This week in our sensor journalism class we explored the world of data-driven journalism and GIS basics. As we move forward on our sensor journey, these two worlds will become more important as we start to work on the stories and map out the air quality sensor data we are collecting.
Joe Yerardi, data reporter for inewsource, visited our class on Monday and spoke with us about the world of data-driven journalism and data visualization. He spoke about the power of having data to tell important stories in a community. It can allow us to see patterns, trends and issues in a different way.
When speaking about data-driven journalism, one needs to know the basics of how to access and download data, how to clean it and how to analyze it. Well, instead of jumping into the nuts and bolts of Excel and showing how to do basic data techniques and math, Joe kicked off the class with Legos. Yes Legos! 🙂
The Lego idea was inspired by Matt Waite, journalism professor at the University of Nebraska-Lincoln, who used Legos to teach data visualization to his students, so we decided to do something similar in the class. So Joe had the students get into groups of three and had them review last year’s MLB stats. They then had to visualize those baseball stats using Legos. We had a blast!
Sometimes the best way to learn about data-driven journalism first – is to learn about its outcome first – how the data is presented, how it is arranged and organized to make it easy for the public to understand. Through this Legos exercise, we were able to achieve that simple premise.
The idea of using Legos for data visualization is not unusual.

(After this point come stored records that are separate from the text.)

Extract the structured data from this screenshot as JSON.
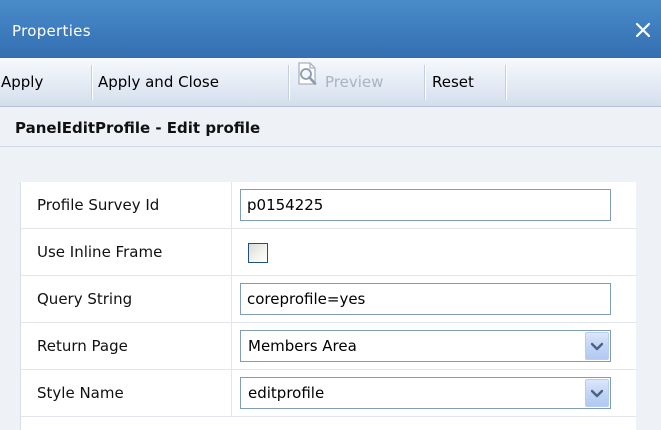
{
  "window": {
    "title": "Properties",
    "close_icon": "close-icon"
  },
  "toolbar": {
    "apply_label": "Apply",
    "apply_close_label": "Apply and Close",
    "preview_label": "Preview",
    "preview_icon": "magnifier-page-icon",
    "preview_enabled": false,
    "reset_label": "Reset"
  },
  "panel": {
    "heading": "PanelEditProfile - Edit profile"
  },
  "properties": {
    "profile_survey_id": {
      "label": "Profile Survey Id",
      "value": "p0154225"
    },
    "use_inline_frame": {
      "label": "Use Inline Frame",
      "checked": false
    },
    "query_string": {
      "label": "Query String",
      "value": "coreprofile=yes"
    },
    "return_page": {
      "label": "Return Page",
      "selected": "Members Area"
    },
    "style_name": {
      "label": "Style Name",
      "selected": "editprofile"
    }
  },
  "colors": {
    "titlebar": "#3d7bbd",
    "toolbar": "#e4ebf5",
    "panel_background": "#eef1f6",
    "disabled_text": "#a9b3c2"
  }
}
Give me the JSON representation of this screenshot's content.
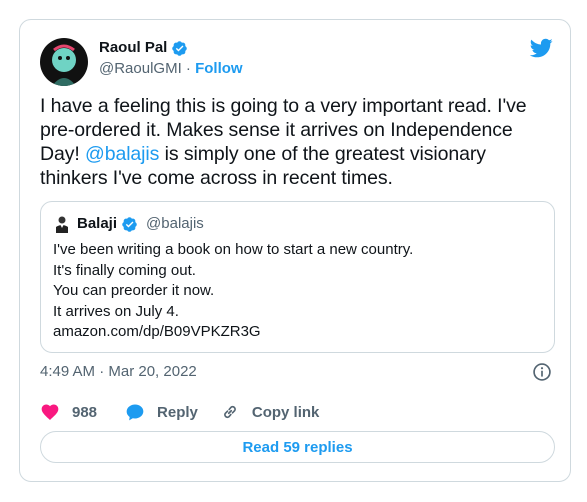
{
  "author": {
    "name": "Raoul Pal",
    "handle": "@RaoulGMI",
    "separator": "·",
    "follow_label": "Follow"
  },
  "tweet": {
    "text_before": "I have a feeling this is going to a very important read. I've pre-ordered it.  Makes sense it arrives on Independence Day! ",
    "mention": "@balajis",
    "text_after": " is simply one of the greatest visionary thinkers I've come across in recent times."
  },
  "quoted": {
    "name": "Balaji",
    "handle": "@balajis",
    "lines": [
      "I've been writing a book on how to start a new country.",
      "It's finally coming out.",
      "You can preorder it now.",
      "It arrives on July 4.",
      "amazon.com/dp/B09VPKZR3G"
    ]
  },
  "timestamp": "4:49 AM · Mar 20, 2022",
  "actions": {
    "like_count": "988",
    "reply_label": "Reply",
    "copy_link_label": "Copy link"
  },
  "read_replies_label": "Read 59 replies",
  "colors": {
    "accent": "#1d9bf0",
    "like": "#f91880",
    "border": "#cfd9de",
    "secondary_text": "#536471"
  },
  "icons": [
    "verified-badge-icon",
    "twitter-bird-icon",
    "info-icon",
    "heart-icon",
    "reply-bubble-icon",
    "link-icon"
  ]
}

Joe showed the class this example from Mashable, in which they used Legos to show the midterm Senate elections from last November.
If any journalism educator is looking to explore how to teach data 101 and data viz, using Legos can be a great way to introduce the concept! Our time with Legos will continue in the class, and we will have Joe return to our class in another week or so to show us Excel, basic math, and data techniques.
This week we also jumped into GIS basics. Kevin Robinson from the Department of Geological Sciences who is co-teaching the class with me this semester, took us on a field trip to the GIS lab in the Sciences building on campus. Kevin showed us the ropes of getting started with ARCGIS Online with a tour of the interface, how to create a map, how to add layers, change the legend, save the map and publish it.
Whew! It was a full week but we definitely learned a lot!
On the air quality sensor front, we have started deploying our sensors to our community volunteers. We will also be deploying our sensors to specific neighborhoods in San Diego in the weeks to come. Stay tuned!